• DATA FOR PROCESSING:

########

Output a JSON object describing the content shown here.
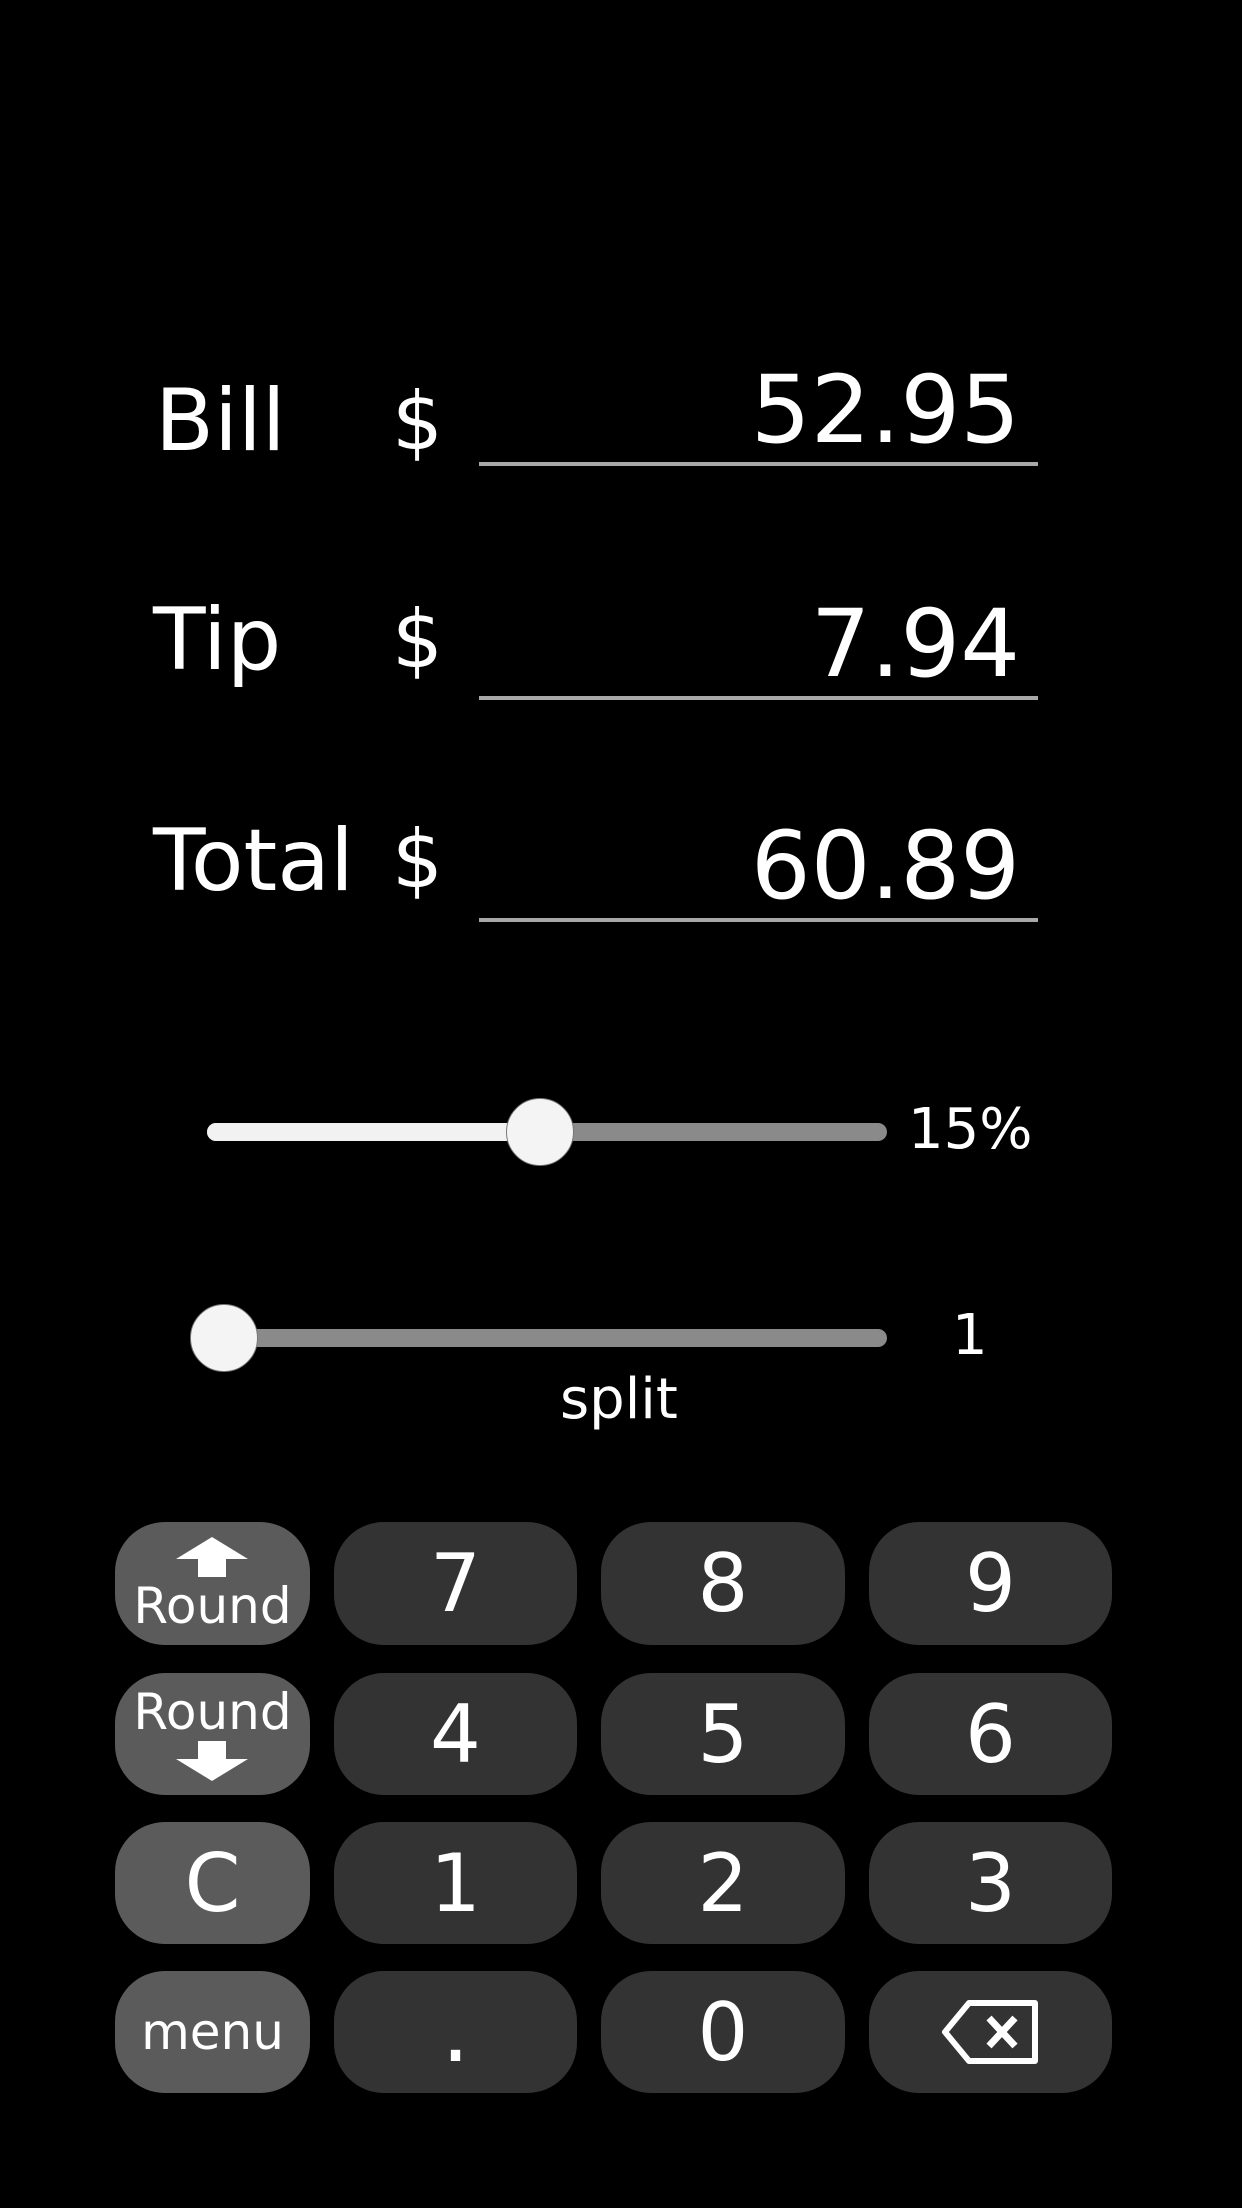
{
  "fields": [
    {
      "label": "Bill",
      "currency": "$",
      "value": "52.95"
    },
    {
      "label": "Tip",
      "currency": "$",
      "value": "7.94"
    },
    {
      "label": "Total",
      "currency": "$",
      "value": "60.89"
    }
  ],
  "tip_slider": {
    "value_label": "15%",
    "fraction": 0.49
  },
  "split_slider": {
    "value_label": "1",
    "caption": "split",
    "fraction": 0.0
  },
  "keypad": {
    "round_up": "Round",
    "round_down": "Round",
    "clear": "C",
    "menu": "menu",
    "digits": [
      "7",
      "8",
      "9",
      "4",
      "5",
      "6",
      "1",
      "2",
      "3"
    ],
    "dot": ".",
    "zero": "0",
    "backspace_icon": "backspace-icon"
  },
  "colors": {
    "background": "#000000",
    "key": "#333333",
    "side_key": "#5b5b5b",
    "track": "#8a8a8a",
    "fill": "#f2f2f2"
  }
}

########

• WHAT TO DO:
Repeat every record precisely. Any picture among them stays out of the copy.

• ANSWER:
Output a JSON object describing the content shown here.
{
  "fields": [
    {
      "label": "Bill",
      "currency": "$",
      "value": "52.95"
    },
    {
      "label": "Tip",
      "currency": "$",
      "value": "7.94"
    },
    {
      "label": "Total",
      "currency": "$",
      "value": "60.89"
    }
  ],
  "tip_slider": {
    "value_label": "15%",
    "fraction": 0.49
  },
  "split_slider": {
    "value_label": "1",
    "caption": "split",
    "fraction": 0.0
  },
  "keypad": {
    "round_up": "Round",
    "round_down": "Round",
    "clear": "C",
    "menu": "menu",
    "digits": [
      "7",
      "8",
      "9",
      "4",
      "5",
      "6",
      "1",
      "2",
      "3"
    ],
    "dot": ".",
    "zero": "0",
    "backspace_icon": "backspace-icon"
  },
  "colors": {
    "background": "#000000",
    "key": "#333333",
    "side_key": "#5b5b5b",
    "track": "#8a8a8a",
    "fill": "#f2f2f2"
  }
}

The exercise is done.